Everybody seems to have snow except for me. I wanted to photograph snowy trees, but alas, it is not to be. Many of my blogging friends have snow - Anna in the east of England, Olympia in Greece, Hattatts in Hungary, and Gina in Central Utah, all of them have snow.
As a result I am having to content myself by photographing lichens in our garden. I featured them last year when I wrote about how they are dual organisms. Every lichen is a partnership between members of two different kingdoms which live together in a special, mutually beneficial relationship - a symbiosis.
bright blue sky and brilliant sunshine today
Each lichen is made up of a fungus and an algae: the body of the lichen is built up by a tough fungal hyphae, and the algae lives inside that framework.
The fungus protects the algae from the harsh world outside, and provides it with water and mineral nutrients. The algae makes its own food by photosynthesis, and leaks some of this food, which is then absorbed by the fungus, which cannot make its own food.

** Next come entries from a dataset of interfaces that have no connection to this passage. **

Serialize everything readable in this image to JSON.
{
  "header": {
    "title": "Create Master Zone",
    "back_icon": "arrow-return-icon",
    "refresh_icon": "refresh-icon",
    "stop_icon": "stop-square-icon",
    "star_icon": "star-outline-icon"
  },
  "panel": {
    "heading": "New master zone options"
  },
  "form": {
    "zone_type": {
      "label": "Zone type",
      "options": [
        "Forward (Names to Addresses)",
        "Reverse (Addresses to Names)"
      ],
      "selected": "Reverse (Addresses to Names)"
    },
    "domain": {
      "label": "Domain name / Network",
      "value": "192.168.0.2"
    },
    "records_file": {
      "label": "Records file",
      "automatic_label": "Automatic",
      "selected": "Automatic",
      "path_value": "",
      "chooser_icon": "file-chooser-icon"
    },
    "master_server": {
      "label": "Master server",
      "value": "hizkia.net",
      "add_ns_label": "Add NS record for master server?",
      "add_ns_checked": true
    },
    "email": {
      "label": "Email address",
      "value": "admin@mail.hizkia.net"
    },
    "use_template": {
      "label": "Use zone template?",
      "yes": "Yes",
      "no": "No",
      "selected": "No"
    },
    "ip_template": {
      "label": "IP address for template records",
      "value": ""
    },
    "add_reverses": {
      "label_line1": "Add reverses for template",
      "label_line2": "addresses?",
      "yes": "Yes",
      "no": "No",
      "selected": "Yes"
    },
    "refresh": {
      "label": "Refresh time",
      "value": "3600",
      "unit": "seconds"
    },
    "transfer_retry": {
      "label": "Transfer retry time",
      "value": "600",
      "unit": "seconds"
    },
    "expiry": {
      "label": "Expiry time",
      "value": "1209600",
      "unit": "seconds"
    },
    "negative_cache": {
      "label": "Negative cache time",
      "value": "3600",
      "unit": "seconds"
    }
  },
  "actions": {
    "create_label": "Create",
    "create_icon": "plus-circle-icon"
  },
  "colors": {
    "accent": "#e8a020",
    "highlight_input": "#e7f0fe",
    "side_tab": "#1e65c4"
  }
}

The partnership is so tough and self-reliant that lichens can grow in places such as rocks in the desert, where nothing else can survive. When it is too dry, too hot, or too cold, lichens go into a state of suspended animation until conditions improve. Since the algae make up only 5% of each lichen, and are out of action for much of the time, you can imagine that lichens grow very slowly - only a few millimetres per year. They make up for this by living for centuries, or in a few cases, millennia.
Lichens have only one serious weakness - they must absorb their mineral nutrients from the rain. So if the air is polluted with sulphur dioxide, this dissolves in the rain and is absorbed by the lichens which often die as a result. As we have an abundance of lichen, I guess this means we have very pure air.